Key Backups: Steamer confirms what we all have been hearing about Gattis, that his bat is good enough for the majors but not so good as to provide much value if he can’t cut it anywhere defensively. Steamer has Gattis at .262/.315/.451 with a .329 wOBA. So essentially he’s expected to provide around the same offensive production as B.J. Upton. If he can be a serviceable catcher, he will be a very valuable asset to this team. At worst, he looks like a solid bench bat that can be a body in leftfield, catcher and possibly firstbase. Ernesto Mejia is similar to Gattis, a .322 projected wOBA, but Mejia has even fewer defensive options, as he’s clearly a firstbaseman. Gerald Laird is expected to provide 0.3 WAR, as is Tyler Pastornicky, probably because he’s capable of playing shortstop, which keeps him above replacement-level. Reed Johnson is projected at 0.2 WAR, about what we would expect from probably a once-a-week outfielder.
Most Valuable Braves Pitcher: Kris Medlen (3 WAR, 3.78 ERA, 121 SO, 44 BB, 14 HR, 159 IP). Medlen doesn’t project to be a consensus true ace but there just aren’t that many of them. Medlen is expected to provide solid contributions in the rotation. With Beachy out, Medlen should do plenty to pick up the slack.
The Rotation: Maholm and Hudson project to each post 2.4 WAR while Minor is right behind at 2 WAR. Steamer isn’t all that optimistic about Teheran, projecting him at a 4.49 ERA and 0.3 WAR. However he’ll be at the backend of the rotation as the number five starter. Beachy is due back at some point around mid-season. Plus, the Braves has some players down on the farm, if they get desperate for another starter. At worst, they could probably make another move for a Maholm type rather easily.
Most Valuable Reliever: Craig Kimbrel (1.4 WAR, 1.89 ERA, 83 SO, 22 BB, 4 HR, 54 IP, 35 SV). Kimbrel is projected to have the lowest ERA in the majors and the highest K/9 rate (13.89). On a per-inning basis, he’s probably the best pitcher in the game. Steamer projects Kimbrel to have the same WAR as Tommy Hanson, a starter they project to throw 142 innings to Kimbrel’s 54.

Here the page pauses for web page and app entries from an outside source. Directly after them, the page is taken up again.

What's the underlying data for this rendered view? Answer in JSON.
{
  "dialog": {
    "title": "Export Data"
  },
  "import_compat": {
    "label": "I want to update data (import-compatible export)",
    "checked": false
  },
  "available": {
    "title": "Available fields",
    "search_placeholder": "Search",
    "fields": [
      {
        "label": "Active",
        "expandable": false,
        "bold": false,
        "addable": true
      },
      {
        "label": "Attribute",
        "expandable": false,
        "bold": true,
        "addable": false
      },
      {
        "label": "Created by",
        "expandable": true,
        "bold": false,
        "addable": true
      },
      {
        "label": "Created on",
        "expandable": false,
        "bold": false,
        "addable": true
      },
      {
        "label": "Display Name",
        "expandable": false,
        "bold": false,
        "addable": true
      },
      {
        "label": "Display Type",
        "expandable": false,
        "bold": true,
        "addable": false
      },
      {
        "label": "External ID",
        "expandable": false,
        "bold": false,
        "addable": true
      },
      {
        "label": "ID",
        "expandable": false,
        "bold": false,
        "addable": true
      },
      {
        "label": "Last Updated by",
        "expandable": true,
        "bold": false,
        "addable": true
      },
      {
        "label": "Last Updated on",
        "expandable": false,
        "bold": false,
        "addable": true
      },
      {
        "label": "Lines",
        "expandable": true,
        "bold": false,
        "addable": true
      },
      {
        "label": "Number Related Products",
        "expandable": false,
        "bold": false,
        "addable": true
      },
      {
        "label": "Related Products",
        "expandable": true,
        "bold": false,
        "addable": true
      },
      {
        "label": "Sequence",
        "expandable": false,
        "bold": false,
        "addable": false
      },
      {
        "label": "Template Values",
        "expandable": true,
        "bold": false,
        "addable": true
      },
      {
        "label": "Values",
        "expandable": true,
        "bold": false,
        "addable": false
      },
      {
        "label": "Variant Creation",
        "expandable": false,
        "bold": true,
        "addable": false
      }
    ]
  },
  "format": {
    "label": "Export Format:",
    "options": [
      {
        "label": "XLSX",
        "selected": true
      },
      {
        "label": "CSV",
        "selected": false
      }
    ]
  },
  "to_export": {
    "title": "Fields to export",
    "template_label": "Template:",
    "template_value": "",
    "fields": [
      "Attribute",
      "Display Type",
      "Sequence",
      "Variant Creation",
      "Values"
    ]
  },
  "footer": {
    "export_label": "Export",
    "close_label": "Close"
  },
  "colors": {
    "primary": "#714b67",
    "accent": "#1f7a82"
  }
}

The Bullpen: Steamer projects a 2.81 ERA from Jonny Venters, a 3.33 ERA from Jordan Walden and a 3.27 ERA from Eric O’Flaherty. All three project to have K/9 rates above 9.5. We hear about the Braves’ hitters strikeouts being a problem but the ability of the bullpen to miss bats could be a bigger factor, both throughout the regular season and in the playoffs. Steamer likes Cristian Martinez to do a nice job of eating innings, posting a 3.44 ERA in 52 innings pitched. The rest of the bullpen looks to be pretty typical of a major league ‘pen.